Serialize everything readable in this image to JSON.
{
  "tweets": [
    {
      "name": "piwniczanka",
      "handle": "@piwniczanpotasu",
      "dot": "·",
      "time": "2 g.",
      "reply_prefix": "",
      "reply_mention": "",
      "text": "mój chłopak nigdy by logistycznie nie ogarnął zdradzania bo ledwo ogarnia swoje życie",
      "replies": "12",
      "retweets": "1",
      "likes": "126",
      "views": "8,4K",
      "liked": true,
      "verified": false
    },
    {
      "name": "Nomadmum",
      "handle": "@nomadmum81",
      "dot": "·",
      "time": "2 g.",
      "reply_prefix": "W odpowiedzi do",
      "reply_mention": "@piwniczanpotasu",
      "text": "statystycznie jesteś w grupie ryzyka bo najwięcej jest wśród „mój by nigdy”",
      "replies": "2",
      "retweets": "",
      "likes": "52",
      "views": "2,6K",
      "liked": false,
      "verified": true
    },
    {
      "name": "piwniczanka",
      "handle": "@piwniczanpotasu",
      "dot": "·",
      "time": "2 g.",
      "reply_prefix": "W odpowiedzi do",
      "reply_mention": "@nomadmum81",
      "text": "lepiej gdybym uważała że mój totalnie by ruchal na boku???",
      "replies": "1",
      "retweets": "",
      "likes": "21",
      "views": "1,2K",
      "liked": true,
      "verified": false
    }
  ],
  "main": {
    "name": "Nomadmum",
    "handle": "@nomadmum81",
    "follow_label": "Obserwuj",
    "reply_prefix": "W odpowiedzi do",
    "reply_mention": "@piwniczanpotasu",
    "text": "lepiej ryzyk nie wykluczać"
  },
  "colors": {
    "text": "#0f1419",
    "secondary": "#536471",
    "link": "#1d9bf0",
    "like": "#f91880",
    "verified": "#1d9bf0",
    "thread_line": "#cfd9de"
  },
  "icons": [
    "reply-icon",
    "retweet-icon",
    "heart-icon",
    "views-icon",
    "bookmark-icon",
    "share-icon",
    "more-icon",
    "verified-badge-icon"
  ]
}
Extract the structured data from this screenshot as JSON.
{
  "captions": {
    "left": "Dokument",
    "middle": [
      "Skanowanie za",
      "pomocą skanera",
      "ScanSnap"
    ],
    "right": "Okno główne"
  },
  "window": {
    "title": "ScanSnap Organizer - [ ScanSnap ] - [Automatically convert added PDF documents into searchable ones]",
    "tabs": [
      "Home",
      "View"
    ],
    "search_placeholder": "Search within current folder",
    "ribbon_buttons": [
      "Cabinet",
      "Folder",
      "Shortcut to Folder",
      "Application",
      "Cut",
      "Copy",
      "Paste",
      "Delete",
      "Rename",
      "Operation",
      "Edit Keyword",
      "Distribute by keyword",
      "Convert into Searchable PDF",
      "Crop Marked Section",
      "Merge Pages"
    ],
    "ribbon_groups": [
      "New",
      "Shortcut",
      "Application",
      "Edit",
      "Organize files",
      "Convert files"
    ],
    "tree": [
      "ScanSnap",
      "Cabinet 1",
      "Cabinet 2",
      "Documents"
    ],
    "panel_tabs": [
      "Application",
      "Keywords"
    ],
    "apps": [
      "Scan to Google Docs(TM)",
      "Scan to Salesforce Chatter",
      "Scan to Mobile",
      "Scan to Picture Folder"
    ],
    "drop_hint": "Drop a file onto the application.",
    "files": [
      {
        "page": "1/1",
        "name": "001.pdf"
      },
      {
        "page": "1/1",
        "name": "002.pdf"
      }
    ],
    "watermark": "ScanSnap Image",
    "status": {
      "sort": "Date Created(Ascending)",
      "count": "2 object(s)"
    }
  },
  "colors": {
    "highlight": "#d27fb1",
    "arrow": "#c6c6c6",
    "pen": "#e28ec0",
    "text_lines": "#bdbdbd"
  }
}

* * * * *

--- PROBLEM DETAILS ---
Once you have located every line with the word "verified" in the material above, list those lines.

--- TASK OUTPUT ---
      "verified": false
      "verified": true
      "verified": false
    "verified": "#1d9bf0",
    "verified-badge-icon"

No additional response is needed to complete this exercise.